Z has an unusual response to tea.
Some weeks ago, we visited Z’s great grandmother (PL’s grandmother) and in the course of interacting with Lau Ma (Teochew for Maternal Great Grandmother), Z was curious as to what Lau Ma was drinking.
Lau Ma tilted her cup towards Z, who looked and then immerse her face into the cup. I assume she got a good sniff of the tea.
Then she backed away and laughed!
Not the polite laugh of someone getting a whiff of good tea. Not the mildly curious chuckle of someone encountering a strange new scent.
But the unrestrained laughter of someone who has found true happiness in a cup. Or as true as a 14 month old toddler can ascertain.
It was unexpected.
And like a child would, she repeated this several times, moving towards Lau Ma, who would lower and tilt the cup towards Z, and then Z would dip her face into the cup, sniff, and pull back. Then laugh joyfully.
Inevitably, Lau Ma tilted the cup to allow her to sip some tea. And Z would sip the tea and laugh.
This happened for the next two visits.
I guess if I were a “good” parent (or an overly concerned and anxious one), I would object to letting Z drink tea/caffeine at such a young age.
But she only drinks tea at Lau Ma’s and only like once every fortnight, or so.
And today, right after the tea, she napped. So much for the caffeine.
But as I watch Z sip tea happily from Lau Ma’s cup, my mind flashed forward.
Z would be in her late teens, and she has just been served some Chinese Tea. As she breathe in the aroma of the tea, her eyes close and she thinks of Lau Ma. There is a look of peace on her face, as the tea brings her back in time.

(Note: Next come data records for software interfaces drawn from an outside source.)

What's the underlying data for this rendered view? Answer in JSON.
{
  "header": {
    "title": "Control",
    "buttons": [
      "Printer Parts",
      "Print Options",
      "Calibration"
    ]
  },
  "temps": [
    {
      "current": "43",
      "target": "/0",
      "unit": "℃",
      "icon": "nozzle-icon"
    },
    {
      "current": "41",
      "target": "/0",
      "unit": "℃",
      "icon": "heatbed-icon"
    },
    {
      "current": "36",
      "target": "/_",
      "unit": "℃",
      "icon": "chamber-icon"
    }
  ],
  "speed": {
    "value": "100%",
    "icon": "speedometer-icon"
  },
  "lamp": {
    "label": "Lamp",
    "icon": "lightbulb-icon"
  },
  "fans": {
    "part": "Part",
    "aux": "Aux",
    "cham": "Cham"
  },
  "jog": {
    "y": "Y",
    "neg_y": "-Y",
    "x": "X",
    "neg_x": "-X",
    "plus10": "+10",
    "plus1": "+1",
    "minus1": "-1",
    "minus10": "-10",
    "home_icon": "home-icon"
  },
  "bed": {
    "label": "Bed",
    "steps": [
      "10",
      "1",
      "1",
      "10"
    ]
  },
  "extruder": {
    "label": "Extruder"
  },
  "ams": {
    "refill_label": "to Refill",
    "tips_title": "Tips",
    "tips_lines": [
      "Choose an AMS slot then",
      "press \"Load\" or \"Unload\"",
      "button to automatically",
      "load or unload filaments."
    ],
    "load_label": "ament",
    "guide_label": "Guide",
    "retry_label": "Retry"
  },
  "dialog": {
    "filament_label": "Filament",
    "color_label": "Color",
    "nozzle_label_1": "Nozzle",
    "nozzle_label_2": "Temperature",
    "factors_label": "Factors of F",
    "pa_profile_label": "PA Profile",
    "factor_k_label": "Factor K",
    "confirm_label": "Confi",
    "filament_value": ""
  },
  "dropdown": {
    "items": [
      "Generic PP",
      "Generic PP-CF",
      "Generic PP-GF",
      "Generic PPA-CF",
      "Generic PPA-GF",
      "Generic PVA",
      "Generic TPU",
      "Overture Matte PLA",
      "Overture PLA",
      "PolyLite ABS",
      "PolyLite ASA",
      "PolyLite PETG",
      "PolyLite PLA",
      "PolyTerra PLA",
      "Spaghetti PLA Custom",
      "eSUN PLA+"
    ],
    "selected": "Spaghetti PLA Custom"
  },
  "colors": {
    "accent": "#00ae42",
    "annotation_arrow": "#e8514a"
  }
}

Her friend sitting with her is sipping a Frappucino or some concoction from Starbucks or one of the other atas coffee joints. But Z is content with her Chinese Tea.
It hold memories for her of Lau Ma….
In the present, Lau Ma is happy that Z is engaging her, entertaining her, and being entertained by her.
With something as simple as a cup of tea.